··· The data ···

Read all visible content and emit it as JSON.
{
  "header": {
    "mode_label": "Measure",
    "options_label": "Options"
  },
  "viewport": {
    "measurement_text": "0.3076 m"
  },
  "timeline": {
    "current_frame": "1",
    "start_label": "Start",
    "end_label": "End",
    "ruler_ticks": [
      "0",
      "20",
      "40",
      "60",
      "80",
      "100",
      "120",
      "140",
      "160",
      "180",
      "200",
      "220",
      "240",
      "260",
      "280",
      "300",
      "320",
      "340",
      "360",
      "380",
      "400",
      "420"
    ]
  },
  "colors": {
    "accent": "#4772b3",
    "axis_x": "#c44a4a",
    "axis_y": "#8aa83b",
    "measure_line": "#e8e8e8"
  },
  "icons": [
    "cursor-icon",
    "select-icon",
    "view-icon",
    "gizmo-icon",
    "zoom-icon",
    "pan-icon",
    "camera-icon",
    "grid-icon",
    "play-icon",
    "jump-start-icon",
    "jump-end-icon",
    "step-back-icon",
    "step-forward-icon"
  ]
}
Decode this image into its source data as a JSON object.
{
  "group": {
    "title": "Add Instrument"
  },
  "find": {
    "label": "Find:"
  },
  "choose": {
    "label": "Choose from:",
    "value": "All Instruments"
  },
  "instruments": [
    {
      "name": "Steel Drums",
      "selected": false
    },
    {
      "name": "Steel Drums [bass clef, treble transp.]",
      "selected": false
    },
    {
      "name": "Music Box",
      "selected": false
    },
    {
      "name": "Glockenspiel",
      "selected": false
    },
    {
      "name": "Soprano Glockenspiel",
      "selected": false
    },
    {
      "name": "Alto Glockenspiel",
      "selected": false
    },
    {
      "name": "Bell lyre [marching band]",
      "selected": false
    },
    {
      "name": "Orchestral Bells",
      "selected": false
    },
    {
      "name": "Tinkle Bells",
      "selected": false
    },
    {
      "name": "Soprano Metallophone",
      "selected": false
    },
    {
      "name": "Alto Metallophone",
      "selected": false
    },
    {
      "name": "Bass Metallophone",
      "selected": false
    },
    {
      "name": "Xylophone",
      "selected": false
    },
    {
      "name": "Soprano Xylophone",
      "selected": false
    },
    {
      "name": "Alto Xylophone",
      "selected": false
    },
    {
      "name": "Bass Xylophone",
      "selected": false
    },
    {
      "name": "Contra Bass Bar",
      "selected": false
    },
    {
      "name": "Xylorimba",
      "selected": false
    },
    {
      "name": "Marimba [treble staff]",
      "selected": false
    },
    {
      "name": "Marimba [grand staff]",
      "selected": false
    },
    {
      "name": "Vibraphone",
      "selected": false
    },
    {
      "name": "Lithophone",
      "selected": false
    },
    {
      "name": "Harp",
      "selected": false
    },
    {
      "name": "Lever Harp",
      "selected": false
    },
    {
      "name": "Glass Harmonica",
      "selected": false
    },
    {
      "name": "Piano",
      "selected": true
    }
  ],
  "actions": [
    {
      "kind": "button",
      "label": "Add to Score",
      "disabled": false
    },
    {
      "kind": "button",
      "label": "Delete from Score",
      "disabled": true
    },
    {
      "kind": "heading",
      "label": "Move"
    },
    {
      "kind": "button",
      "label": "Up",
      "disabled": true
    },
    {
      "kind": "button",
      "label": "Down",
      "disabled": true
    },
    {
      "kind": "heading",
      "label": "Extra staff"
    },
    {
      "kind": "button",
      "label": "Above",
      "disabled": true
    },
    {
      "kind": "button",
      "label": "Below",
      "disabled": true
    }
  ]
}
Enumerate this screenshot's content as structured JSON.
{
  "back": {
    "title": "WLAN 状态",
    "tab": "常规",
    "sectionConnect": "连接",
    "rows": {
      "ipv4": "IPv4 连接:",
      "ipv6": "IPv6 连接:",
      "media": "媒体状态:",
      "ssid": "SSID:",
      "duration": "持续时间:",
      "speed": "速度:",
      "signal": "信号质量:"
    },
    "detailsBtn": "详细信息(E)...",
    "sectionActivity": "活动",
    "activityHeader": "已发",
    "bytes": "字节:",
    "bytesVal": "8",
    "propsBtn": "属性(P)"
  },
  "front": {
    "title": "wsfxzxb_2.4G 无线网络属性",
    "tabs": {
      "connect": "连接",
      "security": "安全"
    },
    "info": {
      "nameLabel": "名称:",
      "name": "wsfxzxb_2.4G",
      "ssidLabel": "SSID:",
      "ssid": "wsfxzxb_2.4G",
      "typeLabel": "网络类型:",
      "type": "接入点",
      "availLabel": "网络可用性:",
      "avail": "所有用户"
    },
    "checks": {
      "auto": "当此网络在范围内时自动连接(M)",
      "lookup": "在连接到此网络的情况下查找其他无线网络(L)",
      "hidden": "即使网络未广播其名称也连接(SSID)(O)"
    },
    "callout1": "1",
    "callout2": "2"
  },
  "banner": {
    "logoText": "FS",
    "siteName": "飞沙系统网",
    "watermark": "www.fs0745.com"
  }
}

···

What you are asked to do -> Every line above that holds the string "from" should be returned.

Answer to this problem ->
    "label": "Choose from:",
      "label": "Delete from Score",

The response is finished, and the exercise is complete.